Near Hurricane, the bulk of the Hurricane Cliffs are eroded from gray limestone that was deposited in Lower Permian time about 270 million years ago. The top of the cliffs are capped by a yellowish-brown limestone deposited almost 250 million years ago at the beginning of the Triassic Period. The boundary between these two rock formations is called the TR-1 unconformity, the first major unconformity of the Triassic Period in southwest Utah representing a gap in the rock record of some 10 million years. Worldwide, the end of the Permian Period corresponds to the great Permian mass extinction, a time 252 million years ago when as much as 95% of all marine species and 70% of all land vertebrates on earth vanished. That great mass extinction left countless ecological niches open and ushered in the age of the dinosaurs at the beginning of the Triassic Period.
Like at Black Ledge to the north, the Hurricane Cliffs are in essence an eroded fault scarp of the Hurricane fault, the largest and most active earthquake fault in southwest Utah and one that is active and capable of producing damaging earthquakes. At Hurricane, the fault juxtaposes Upper Cretaceous strata west of the fault against Permian strata east of the fault, revealing about 3600 feet of displacement over the past several million years. The fault also offsets comparatively young basaltic lava flows, parts of which are preserved as remnants in the cliffs east of town.
The Virgin River cuts through the cliffs between Hurricane and LaVerkin revealing an impressive cross section through the fault zone at the entrance to Timpoweap Canyon. Just upstream of the fault are Pah Tempe hot springs. The springs used to flow about 5000 gpm with a very high 7000 to 10,000 TDS. Unfortunately, the flow of springs disrupted by Washington County Water Conservancy District pipeline work in channel and the hot springs are no longer open to the public. Still, with a water temperature of 100 to 108º F, Pah Tempe has the highest recorded spring-water temperatures in Washington County. The high TDS means that Water Conservancy District extracts Virgin River water from upstream of the springs and pipes it to Quail Creek and Sand Hollow Reservoirs for storage. The springs are present here because this is a natural discharge point for regional groundwater — the groundwater rises through permeable and cavernous Permian strata east of the fault, but the Triassic red beds and the fault zone itself act as barriers to groundwater flow.
The Permian-Triassic unconformity is marked by river-channel deposits eroded down into the Lower Permian Kaibab Formation, and by old soil deposits developed on former paleotopographic high areas. Near Hurricane, these channel and soil deposits are mostly inconspicuous, but southwest of St. George, channels several hundred feet deep are cut down into Kaibab strata. The unconformity represents an episode of dramatic, worldwide sea-level drop and the largest global extinction event in Earth’s history.

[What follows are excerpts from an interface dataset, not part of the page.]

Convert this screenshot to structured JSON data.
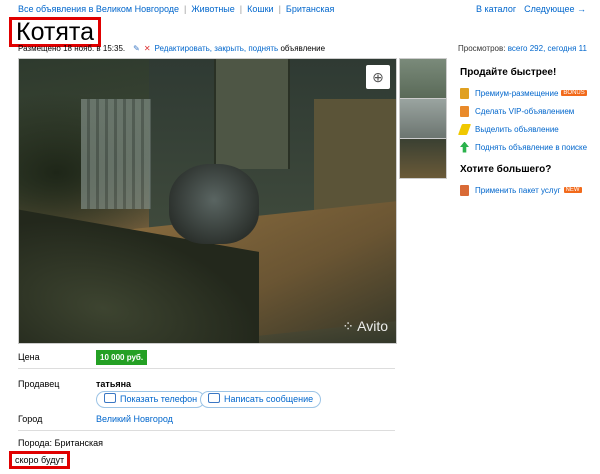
{
  "breadcrumb": [
    "Все объявления в Великом Новгороде",
    "Животные",
    "Кошки",
    "Британская"
  ],
  "topnav": {
    "catalog": "В каталог",
    "next": "Следующее →"
  },
  "title": "Котята",
  "meta": {
    "posted": "Размещено 18 нояб. в 15:35.",
    "edit_link": "Редактировать, закрыть, поднять",
    "edit_suffix": "объявление"
  },
  "views": {
    "label": "Просмотров:",
    "value": "всего 292, сегодня 11"
  },
  "photo": {
    "watermark": "Avito",
    "zoom_icon": "magnifier-plus-icon"
  },
  "sidebar": {
    "sell_heading": "Продайте быстрее!",
    "sell_items": [
      {
        "label": "Премиум-размещение",
        "badge": "BONUS",
        "icon": "premium-icon"
      },
      {
        "label": "Сделать VIP-объявлением",
        "icon": "vip-icon"
      },
      {
        "label": "Выделить объявление",
        "icon": "highlight-icon"
      },
      {
        "label": "Поднять объявление в поиске",
        "icon": "up-arrow-icon"
      }
    ],
    "more_heading": "Хотите большего?",
    "more_items": [
      {
        "label": "Применить пакет услуг",
        "badge": "NEW",
        "icon": "package-icon"
      }
    ]
  },
  "details": {
    "price_label": "Цена",
    "price_value": "10 000 руб.",
    "seller_label": "Продавец",
    "seller_name": "татьяна",
    "show_phone": "Показать телефон",
    "write_message": "Написать сообщение",
    "city_label": "Город",
    "city_value": "Великий Новгород",
    "breed": "Порода: Британская",
    "description": "скоро будут"
  }
}
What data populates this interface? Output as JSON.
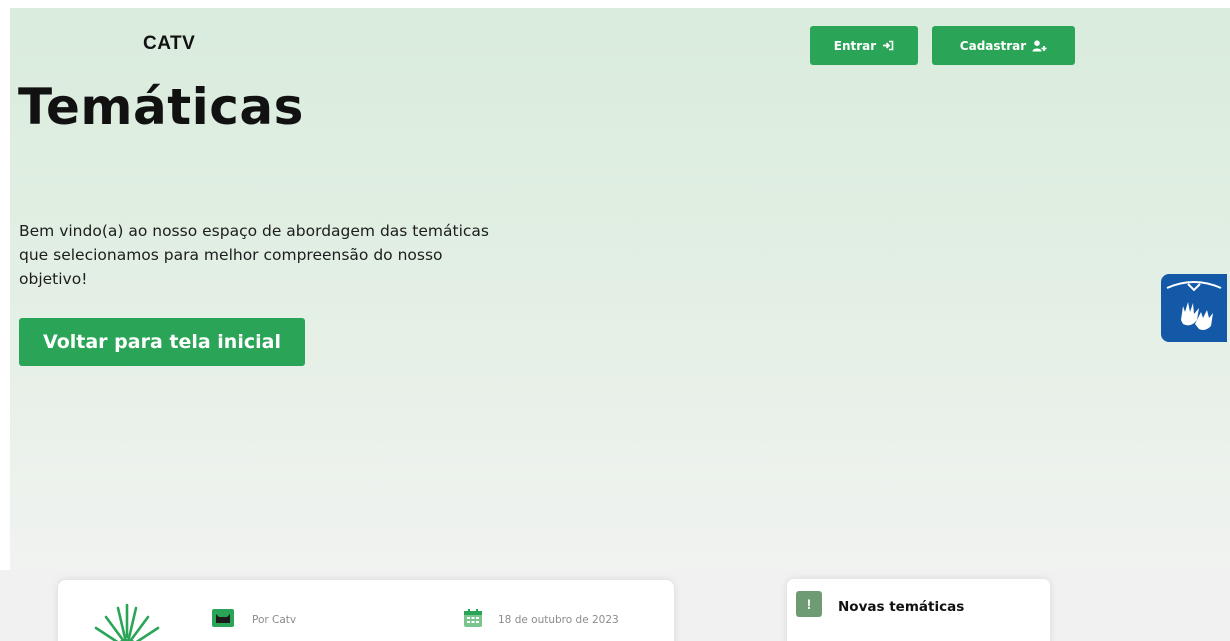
{
  "header": {
    "brand": "CATV",
    "login_label": "Entrar",
    "register_label": "Cadastrar"
  },
  "hero": {
    "title": "Temáticas",
    "intro": "Bem vindo(a) ao nosso espaço de abordagem das temáticas que selecionamos para melhor compreensão do nosso objetivo!",
    "back_button_label": "Voltar para tela inicial"
  },
  "post": {
    "author": "Por Catv",
    "date": "18 de outubro de 2023"
  },
  "sidebar": {
    "badge": "!",
    "title": "Novas temáticas"
  },
  "colors": {
    "accent": "#2aa557",
    "accessibility_blue": "#1359a8",
    "badge_green": "#6f9b72"
  },
  "icons": {
    "login": "sign-in-icon",
    "register": "user-plus-icon",
    "accessibility": "sign-language-icon",
    "author": "cat-icon",
    "date": "calendar-icon",
    "thumbnail": "sun-icon"
  }
}
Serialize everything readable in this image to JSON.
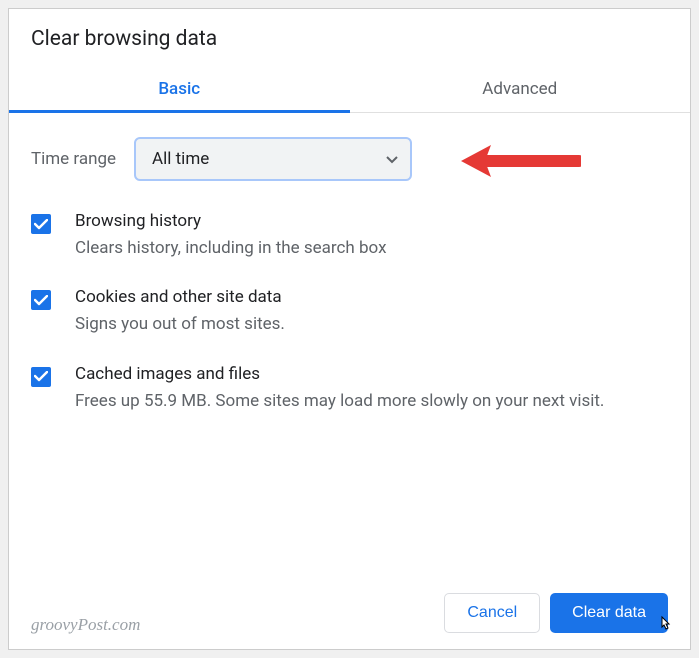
{
  "title": "Clear browsing data",
  "tabs": {
    "basic": "Basic",
    "advanced": "Advanced"
  },
  "time_range": {
    "label": "Time range",
    "value": "All time"
  },
  "options": [
    {
      "title": "Browsing history",
      "desc": "Clears history, including in the search box"
    },
    {
      "title": "Cookies and other site data",
      "desc": "Signs you out of most sites."
    },
    {
      "title": "Cached images and files",
      "desc": "Frees up 55.9 MB. Some sites may load more slowly on your next visit."
    }
  ],
  "buttons": {
    "cancel": "Cancel",
    "clear": "Clear data"
  },
  "watermark": "groovyPost.com"
}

The Moenkopi Formation of southwestern Utah, so well exposed at Gooseberry Mesa with its alternating reddish-brown, white, and gray layers, documents renewed shallow-marine sedimentation along the western margin of Pangea. The Moenkopi consists of three transgressive members (the Timpoweap, Virgin Limestone, and Shnabkaib Members that each record an interval of sea-level rise), each of which is overlain by an informally named regressive red-bed member (the lower, middle, and upper red members, respectively, which record sea-level fall); the Rock Canyon Conglomerate Member locally forms the base of the Moenkopi Formation. These members record a series of incursions and retreats of a shallow ocean across a gently sloping continental shelf, where sea-level changes of several feet translated into shoreline changes of many miles